What to look for on Smart Talk, Wednesday, July 17:
More than one in four Pennsylvania residents live in one of the Commonwealth’s 48 rural counties. On average, Pennsylvania’s rural population is on the decline as death rates exceed birth rates, but more people are moving into rural Pennsylvania counties than are moving out.
The aging rural population and other structural factors, including significantly lower income levels, lack of public transportation, poor infrastructure and slower broadband speeds, pose a range of challenges. These challenges are heightened for rural Pennsylvanians, particularly in areas like health care and emergency services, housing and workforce development.
But the news is not all discouraging. Rural school district graduation rates tend to exceed urban counterparts, and money from the Commonwealth’s impact fee on drillers is helping to fund infrastructure projects.
What are the most pressing issues in rural communities?
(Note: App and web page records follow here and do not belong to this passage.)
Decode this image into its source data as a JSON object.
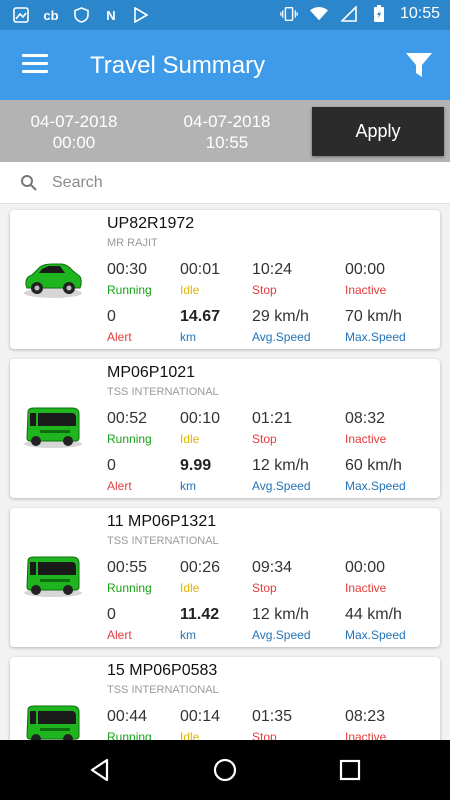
{
  "status_bar": {
    "time": "10:55",
    "left_icons": [
      "gallery-icon",
      "cb-icon",
      "shield-icon",
      "n-icon",
      "play-store-icon"
    ],
    "right_icons": [
      "vibrate-icon",
      "wifi-icon",
      "signal-icon",
      "battery-charging-icon"
    ]
  },
  "app_bar": {
    "title": "Travel Summary"
  },
  "date_range": {
    "from_date": "04-07-2018",
    "from_time": "00:00",
    "to_date": "04-07-2018",
    "to_time": "10:55",
    "apply_label": "Apply"
  },
  "search": {
    "placeholder": "Search"
  },
  "colors": {
    "status_bar": "#2b86cc",
    "app_bar": "#3d9be9",
    "running": "#17a117",
    "idle": "#e2b400",
    "stop": "#e53b3b",
    "max_speed": "#2273b7"
  },
  "vehicles": [
    {
      "icon": "car-icon",
      "number": "UP82R1972",
      "owner": "MR RAJIT",
      "running": "00:30",
      "running_label": "Running",
      "idle": "00:01",
      "idle_label": "Idle",
      "stop": "10:24",
      "stop_label": "Stop",
      "inactive": "00:00",
      "inactive_label": "Inactive",
      "alert": "0",
      "alert_label": "Alert",
      "km": "14.67",
      "km_label": "km",
      "avg_speed": "29 km/h",
      "avg_speed_label": "Avg.Speed",
      "max_speed": "70 km/h",
      "max_speed_label": "Max.Speed"
    },
    {
      "icon": "bus-icon",
      "number": "MP06P1021",
      "owner": "TSS INTERNATIONAL",
      "running": "00:52",
      "running_label": "Running",
      "idle": "00:10",
      "idle_label": "Idle",
      "stop": "01:21",
      "stop_label": "Stop",
      "inactive": "08:32",
      "inactive_label": "Inactive",
      "alert": "0",
      "alert_label": "Alert",
      "km": "9.99",
      "km_label": "km",
      "avg_speed": "12 km/h",
      "avg_speed_label": "Avg.Speed",
      "max_speed": "60 km/h",
      "max_speed_label": "Max.Speed"
    },
    {
      "icon": "bus-icon",
      "number": "11 MP06P1321",
      "owner": "TSS INTERNATIONAL",
      "running": "00:55",
      "running_label": "Running",
      "idle": "00:26",
      "idle_label": "Idle",
      "stop": "09:34",
      "stop_label": "Stop",
      "inactive": "00:00",
      "inactive_label": "Inactive",
      "alert": "0",
      "alert_label": "Alert",
      "km": "11.42",
      "km_label": "km",
      "avg_speed": "12 km/h",
      "avg_speed_label": "Avg.Speed",
      "max_speed": "44 km/h",
      "max_speed_label": "Max.Speed"
    },
    {
      "icon": "bus-icon",
      "number": "15 MP06P0583",
      "owner": "TSS INTERNATIONAL",
      "running": "00:44",
      "running_label": "Running",
      "idle": "00:14",
      "idle_label": "Idle",
      "stop": "01:35",
      "stop_label": "Stop",
      "inactive": "08:23",
      "inactive_label": "Inactive",
      "alert": "",
      "alert_label": "",
      "km": "",
      "km_label": "",
      "avg_speed": "",
      "avg_speed_label": "",
      "max_speed": "",
      "max_speed_label": ""
    }
  ],
  "nav_bar": {
    "buttons": [
      "back-icon",
      "home-icon",
      "recents-icon"
    ]
  }
}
What is the state legislature doing to help address them? What don’t people know about rural Pennsylvania?
Barry Denk (L) and Senator Gene Yaw (R)
Appearing on Wednesday’s Smart Talk to tackle these questions are Barry Denk, director of the Center for Rural Pennsylvania, Sen. Gene Yaw (R-Lycoming), who represents five rural Pennsylvania counties in the northeastern part of the state and chairs the Center for Rural Pennsylvania’s Board of Directors and the Senate Committee on Energy & Environmental Resources, and Indiana County Commissioner Sherene Hess.